ASSIGNED TASK> Among the lines of the records, count those containing the word "JSON", then give the number alone.

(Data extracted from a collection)
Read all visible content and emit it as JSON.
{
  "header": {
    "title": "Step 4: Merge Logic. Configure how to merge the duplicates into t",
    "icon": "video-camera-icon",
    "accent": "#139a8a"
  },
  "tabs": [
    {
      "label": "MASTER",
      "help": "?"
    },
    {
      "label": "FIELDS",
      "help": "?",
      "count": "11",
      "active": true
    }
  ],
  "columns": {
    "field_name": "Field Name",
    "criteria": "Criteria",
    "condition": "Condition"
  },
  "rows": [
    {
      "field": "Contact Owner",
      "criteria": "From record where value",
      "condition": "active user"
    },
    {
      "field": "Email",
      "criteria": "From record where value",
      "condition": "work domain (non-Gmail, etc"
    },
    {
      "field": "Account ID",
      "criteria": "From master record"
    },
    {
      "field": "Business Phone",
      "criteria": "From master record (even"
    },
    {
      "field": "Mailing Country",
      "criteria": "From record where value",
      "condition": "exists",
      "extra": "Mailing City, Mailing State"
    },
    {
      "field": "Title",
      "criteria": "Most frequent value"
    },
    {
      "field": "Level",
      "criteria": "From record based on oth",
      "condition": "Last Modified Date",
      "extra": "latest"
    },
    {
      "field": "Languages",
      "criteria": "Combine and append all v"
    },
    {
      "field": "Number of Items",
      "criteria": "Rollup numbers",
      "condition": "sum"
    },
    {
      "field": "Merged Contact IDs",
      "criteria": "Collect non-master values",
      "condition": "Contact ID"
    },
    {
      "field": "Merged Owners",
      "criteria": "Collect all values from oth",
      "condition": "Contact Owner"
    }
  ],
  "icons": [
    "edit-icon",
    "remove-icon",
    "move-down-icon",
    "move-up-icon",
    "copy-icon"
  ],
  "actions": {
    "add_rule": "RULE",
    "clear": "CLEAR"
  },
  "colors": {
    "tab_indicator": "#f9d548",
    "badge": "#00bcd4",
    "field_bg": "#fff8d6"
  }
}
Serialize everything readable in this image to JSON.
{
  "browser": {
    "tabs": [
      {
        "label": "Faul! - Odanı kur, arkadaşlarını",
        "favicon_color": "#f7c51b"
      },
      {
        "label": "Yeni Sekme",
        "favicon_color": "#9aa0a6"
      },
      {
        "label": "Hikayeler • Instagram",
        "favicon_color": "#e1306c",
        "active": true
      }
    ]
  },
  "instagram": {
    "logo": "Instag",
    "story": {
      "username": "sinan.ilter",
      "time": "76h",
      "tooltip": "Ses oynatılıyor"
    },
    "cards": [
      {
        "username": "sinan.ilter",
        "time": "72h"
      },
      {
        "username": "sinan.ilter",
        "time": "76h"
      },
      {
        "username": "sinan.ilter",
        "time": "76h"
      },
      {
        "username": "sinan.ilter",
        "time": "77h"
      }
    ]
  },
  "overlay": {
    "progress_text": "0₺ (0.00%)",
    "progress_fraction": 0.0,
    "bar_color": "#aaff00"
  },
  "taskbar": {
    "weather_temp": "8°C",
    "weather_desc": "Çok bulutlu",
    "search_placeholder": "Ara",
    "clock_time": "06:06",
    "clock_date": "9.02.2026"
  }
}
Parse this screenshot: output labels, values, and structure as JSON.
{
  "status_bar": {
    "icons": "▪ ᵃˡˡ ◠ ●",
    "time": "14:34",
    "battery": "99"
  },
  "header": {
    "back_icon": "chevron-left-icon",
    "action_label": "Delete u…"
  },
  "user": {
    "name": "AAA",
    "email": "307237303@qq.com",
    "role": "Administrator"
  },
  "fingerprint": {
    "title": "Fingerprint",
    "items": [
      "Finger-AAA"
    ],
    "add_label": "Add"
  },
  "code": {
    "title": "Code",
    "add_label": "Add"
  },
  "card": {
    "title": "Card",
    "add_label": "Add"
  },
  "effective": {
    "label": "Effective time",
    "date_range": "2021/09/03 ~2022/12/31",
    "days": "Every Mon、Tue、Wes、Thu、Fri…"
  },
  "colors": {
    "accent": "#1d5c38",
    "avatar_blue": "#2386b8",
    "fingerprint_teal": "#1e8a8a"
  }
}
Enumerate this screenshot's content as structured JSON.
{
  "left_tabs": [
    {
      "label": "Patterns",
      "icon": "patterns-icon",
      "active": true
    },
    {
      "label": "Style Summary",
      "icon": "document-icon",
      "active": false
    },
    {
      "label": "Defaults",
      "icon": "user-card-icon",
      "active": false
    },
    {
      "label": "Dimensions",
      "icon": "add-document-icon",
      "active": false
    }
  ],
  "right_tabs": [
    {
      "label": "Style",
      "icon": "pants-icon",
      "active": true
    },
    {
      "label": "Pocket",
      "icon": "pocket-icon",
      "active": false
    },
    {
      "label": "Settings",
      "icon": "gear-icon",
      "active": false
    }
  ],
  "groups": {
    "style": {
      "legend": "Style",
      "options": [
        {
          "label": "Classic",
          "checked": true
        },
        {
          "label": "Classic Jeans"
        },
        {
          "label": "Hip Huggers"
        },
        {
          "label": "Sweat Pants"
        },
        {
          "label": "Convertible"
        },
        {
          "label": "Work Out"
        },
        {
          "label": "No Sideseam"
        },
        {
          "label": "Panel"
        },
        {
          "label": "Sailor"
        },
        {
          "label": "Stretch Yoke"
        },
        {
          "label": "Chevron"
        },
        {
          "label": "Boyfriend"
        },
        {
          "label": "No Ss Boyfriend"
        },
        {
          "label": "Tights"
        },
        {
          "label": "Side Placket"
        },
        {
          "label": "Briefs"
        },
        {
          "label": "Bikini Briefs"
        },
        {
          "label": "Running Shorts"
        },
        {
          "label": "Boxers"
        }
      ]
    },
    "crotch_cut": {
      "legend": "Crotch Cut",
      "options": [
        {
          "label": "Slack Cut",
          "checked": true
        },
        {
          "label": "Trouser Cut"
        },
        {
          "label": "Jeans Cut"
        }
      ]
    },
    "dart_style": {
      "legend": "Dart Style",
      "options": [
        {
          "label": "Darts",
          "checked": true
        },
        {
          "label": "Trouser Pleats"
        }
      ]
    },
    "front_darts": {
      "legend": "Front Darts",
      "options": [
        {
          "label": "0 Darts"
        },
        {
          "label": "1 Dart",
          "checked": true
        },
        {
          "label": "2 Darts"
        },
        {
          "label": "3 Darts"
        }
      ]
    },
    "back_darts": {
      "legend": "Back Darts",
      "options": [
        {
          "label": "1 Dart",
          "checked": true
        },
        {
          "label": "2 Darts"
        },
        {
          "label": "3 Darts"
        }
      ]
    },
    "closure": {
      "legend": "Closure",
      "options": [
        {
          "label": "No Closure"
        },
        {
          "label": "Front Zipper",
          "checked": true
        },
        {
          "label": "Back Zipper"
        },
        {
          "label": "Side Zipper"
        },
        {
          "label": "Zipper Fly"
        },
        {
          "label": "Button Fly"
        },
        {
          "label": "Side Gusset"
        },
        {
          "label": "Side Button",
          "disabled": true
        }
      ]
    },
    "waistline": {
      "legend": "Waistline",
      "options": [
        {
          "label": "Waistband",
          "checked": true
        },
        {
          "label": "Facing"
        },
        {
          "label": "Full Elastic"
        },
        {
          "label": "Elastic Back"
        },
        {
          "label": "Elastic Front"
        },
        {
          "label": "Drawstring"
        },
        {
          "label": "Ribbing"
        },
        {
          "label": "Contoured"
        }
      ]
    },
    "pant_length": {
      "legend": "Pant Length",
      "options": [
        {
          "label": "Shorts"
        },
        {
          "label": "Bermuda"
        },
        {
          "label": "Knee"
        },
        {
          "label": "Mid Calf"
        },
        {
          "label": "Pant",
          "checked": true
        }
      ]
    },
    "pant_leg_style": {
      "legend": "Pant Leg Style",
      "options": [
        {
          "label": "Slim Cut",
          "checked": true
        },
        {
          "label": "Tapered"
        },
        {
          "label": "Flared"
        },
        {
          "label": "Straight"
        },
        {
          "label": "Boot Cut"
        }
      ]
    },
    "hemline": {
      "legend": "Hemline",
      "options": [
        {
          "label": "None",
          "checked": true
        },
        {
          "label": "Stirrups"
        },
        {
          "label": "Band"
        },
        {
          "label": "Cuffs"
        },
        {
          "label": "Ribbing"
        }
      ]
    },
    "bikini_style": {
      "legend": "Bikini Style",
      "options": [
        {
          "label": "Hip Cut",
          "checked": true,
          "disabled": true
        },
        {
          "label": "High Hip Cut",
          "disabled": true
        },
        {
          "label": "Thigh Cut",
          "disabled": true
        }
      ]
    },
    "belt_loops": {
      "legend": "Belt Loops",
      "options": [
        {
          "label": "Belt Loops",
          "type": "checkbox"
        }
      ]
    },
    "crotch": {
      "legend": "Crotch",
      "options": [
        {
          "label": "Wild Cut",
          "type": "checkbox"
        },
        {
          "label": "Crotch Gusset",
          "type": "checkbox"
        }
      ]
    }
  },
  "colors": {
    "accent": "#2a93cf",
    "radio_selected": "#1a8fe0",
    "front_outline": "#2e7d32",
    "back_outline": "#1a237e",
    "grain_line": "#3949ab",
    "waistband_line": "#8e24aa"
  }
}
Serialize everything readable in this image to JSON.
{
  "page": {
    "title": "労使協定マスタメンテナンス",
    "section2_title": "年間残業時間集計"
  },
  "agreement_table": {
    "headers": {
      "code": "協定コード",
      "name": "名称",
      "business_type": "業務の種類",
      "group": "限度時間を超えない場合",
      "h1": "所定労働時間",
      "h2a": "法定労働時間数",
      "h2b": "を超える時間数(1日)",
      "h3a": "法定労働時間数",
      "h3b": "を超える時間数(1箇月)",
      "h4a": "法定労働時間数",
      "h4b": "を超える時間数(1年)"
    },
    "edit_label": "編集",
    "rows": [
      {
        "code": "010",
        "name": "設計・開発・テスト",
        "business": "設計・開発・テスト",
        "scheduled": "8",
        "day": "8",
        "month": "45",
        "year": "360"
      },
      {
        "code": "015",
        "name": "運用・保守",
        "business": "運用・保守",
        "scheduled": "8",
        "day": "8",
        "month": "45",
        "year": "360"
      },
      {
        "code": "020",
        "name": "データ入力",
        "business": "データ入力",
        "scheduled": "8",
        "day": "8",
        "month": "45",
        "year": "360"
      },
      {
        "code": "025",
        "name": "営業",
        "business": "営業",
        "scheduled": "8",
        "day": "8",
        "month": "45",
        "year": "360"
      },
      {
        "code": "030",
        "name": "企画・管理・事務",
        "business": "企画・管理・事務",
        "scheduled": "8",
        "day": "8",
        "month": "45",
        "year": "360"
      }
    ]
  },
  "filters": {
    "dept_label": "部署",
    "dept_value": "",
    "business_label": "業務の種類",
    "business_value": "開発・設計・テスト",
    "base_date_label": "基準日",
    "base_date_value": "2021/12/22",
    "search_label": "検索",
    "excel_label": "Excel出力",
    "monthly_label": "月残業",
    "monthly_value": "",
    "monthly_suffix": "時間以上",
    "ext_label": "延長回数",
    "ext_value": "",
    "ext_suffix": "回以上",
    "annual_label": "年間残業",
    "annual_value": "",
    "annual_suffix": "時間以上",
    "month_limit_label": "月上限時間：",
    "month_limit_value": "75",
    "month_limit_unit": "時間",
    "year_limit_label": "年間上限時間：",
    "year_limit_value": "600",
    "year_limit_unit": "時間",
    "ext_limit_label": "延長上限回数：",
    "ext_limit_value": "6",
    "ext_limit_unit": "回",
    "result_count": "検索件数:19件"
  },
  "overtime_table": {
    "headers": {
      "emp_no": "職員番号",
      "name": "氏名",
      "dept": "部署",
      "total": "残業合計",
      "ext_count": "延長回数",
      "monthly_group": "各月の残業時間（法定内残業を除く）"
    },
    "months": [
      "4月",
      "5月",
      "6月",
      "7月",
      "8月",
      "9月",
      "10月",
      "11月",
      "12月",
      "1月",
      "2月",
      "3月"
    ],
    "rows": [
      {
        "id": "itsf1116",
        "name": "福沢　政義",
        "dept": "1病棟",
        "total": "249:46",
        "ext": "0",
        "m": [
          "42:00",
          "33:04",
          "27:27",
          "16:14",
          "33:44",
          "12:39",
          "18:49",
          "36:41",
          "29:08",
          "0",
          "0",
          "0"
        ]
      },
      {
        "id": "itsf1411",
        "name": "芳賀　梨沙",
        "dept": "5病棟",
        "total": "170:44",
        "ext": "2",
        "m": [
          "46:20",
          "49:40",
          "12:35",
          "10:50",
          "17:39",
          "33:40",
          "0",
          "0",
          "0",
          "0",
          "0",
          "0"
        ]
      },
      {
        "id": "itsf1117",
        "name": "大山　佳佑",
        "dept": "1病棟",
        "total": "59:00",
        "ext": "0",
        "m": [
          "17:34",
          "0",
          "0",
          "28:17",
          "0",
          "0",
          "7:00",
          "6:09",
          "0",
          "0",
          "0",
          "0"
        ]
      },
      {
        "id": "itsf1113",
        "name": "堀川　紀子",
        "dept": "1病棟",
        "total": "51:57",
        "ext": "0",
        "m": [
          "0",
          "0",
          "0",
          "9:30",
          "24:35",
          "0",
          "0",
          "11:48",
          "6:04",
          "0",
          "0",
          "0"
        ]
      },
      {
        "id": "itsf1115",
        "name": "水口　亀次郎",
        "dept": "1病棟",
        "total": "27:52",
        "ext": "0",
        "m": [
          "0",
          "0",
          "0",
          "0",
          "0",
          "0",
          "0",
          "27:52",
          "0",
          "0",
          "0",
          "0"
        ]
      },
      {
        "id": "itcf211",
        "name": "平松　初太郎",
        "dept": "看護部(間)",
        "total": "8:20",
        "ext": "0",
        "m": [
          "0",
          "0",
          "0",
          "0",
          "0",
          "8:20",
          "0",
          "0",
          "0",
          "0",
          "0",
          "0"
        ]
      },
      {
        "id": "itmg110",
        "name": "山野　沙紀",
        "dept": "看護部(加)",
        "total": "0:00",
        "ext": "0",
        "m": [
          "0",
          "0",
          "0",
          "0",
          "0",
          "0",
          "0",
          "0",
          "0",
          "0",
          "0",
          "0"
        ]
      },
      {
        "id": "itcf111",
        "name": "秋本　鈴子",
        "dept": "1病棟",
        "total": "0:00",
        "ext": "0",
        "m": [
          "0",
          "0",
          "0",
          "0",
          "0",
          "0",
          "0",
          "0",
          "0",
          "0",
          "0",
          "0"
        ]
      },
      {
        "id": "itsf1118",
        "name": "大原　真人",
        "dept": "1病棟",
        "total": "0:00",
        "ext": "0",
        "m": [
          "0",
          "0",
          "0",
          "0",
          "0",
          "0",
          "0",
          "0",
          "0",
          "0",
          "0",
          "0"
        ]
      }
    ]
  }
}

EXERCISE ANSWER> 5